Tripping through history, from evolutionary biology and psychology to the Bible, the author slowly picks apart our deep-seated belief that monogamy is the natural domain of women and that females are uniquely qualified to thrive inside of a long-lasting commitment to only one sexual partner.
Among his most compelling and titillating pieces of evidence that women are built to be just as horny as men: that their arousal, measured by blood flow to the vagina in a lab, spikes while watching hard-core pornography; that female monkeys will relentlessly pursue lazy male monkeys to mate; that female rats will take it upon themselves to mount male rats; that women for one in three online porn users.
He also notes how female rats and other mammals have clitorides, which seem to exist only for the purpose of sexual arousal—a fact that has intrigued evolutionary biologists and upended notions about female desire across a variety of species. Still, Bergner seems to be onto something when he comes to the conclusion that women also crave sexual novelty—and that they struggle with monogamy just as much as their male counterparts.
So here we finally have the real problem with female lust, according to Bergner: that it takes a sharp nosedive in monogamous relationships. The implication is that if only the wives were more enthusiastic about having sex with their husbands, the thorny mystery that is monogamy would be solved or, at least, improved.
But Bergner thinks a tiny pharmaceutical company called Emotional Brain has stumbled upon a solution that will help women desire their partners more: Lybrido, a. While the former consists of a Viagra-like chemical that causes blood to engorge the genitals as well as testosterone, which triggers dopamine production, the latter contains buspirone, a compound that can temporarily suppress serotonin.
Perhaps then we will be better equipped to get out of bad relationships or stay in good ones.

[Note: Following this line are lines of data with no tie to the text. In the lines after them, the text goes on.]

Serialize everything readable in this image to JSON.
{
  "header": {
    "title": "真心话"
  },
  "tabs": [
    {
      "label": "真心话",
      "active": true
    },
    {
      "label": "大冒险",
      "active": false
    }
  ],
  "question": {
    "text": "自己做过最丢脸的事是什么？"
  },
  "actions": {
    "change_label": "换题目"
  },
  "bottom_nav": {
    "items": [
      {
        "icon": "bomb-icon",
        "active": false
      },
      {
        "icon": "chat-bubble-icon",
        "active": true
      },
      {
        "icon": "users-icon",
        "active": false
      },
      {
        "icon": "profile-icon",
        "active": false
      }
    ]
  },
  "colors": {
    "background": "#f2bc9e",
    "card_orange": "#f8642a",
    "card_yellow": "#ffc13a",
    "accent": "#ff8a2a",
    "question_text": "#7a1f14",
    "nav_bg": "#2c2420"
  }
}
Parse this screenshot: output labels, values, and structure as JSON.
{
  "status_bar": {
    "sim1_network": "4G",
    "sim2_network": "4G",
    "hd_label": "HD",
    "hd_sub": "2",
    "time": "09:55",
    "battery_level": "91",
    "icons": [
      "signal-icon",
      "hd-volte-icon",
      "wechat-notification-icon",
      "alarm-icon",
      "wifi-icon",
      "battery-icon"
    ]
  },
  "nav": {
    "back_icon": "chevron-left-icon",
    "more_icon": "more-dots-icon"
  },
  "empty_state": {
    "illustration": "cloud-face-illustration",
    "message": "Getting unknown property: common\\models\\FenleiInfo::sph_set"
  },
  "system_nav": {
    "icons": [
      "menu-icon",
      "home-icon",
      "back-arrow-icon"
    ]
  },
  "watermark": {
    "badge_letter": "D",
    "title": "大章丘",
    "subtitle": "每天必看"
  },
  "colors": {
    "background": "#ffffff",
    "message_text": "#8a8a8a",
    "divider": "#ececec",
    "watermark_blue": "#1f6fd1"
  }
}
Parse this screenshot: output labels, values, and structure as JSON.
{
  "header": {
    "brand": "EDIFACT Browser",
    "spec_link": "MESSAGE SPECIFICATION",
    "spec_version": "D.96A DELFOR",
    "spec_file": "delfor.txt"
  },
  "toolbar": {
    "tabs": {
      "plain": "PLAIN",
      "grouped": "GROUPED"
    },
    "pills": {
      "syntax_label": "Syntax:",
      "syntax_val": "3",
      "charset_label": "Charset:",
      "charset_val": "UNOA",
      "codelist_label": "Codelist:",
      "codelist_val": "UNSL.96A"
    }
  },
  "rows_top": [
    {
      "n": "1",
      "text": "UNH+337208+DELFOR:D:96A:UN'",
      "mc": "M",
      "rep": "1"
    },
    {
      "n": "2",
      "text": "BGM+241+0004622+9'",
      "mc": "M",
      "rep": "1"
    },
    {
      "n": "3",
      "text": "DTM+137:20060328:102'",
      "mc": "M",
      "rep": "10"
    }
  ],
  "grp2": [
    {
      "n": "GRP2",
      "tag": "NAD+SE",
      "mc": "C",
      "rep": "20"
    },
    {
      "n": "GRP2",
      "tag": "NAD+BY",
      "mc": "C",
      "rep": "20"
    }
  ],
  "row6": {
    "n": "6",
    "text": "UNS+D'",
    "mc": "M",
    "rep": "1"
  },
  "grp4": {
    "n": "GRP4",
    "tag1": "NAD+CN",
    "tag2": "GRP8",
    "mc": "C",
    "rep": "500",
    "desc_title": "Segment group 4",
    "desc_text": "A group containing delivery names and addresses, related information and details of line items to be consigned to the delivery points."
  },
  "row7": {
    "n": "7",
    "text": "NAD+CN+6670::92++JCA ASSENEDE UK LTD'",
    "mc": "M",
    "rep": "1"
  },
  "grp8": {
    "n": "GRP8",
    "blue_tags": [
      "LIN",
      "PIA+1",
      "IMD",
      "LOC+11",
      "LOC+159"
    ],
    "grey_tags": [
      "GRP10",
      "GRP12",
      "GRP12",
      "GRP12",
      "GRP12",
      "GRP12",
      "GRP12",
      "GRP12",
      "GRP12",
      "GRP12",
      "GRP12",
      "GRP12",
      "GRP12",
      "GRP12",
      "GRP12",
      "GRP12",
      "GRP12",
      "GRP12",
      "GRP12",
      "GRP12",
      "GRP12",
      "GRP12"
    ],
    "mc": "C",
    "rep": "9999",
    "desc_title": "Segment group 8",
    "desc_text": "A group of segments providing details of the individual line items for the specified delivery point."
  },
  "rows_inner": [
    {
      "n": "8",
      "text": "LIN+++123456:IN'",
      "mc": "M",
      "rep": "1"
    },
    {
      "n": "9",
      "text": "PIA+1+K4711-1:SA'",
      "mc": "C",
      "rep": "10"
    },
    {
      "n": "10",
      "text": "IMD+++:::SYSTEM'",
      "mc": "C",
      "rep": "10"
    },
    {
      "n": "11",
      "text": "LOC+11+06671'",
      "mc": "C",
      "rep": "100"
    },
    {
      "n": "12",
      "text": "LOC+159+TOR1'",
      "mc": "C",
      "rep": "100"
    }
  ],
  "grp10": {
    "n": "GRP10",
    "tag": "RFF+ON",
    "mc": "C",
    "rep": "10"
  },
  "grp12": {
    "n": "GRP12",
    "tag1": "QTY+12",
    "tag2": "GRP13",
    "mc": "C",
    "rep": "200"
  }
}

Tuiten would never have developed Lybrido or Lybridos were it not for his dogged determination to better understand why a girlfriend suddenly stopped desiring him, leaving him brokenhearted, after living with him for years.
But even Bergner admits that a pill can only go so far. And while What Do Women Want?
Even the researchers whose studies he quotes seem to be as mystified as the rest of us about how and why women get aroused or not. How many different types of orgasms can women actually have? Does the elusive G-spot exist? No one apparently knows for sure, even after decades of searching.
What do women want?: adventures in the science of female desire by daniel bergner – review
So what do we know? We know that an arousal pill for women may be available as soon asand that sexually frustrated women can then presumably have it all—a dependable, if slightly boring husband at one moment and a passionate, almost illicit lover at the next. Well, at least for a bit.
Crossword Newsletters. TECH Disinformation. Lizzie Crocker. Updated Nov.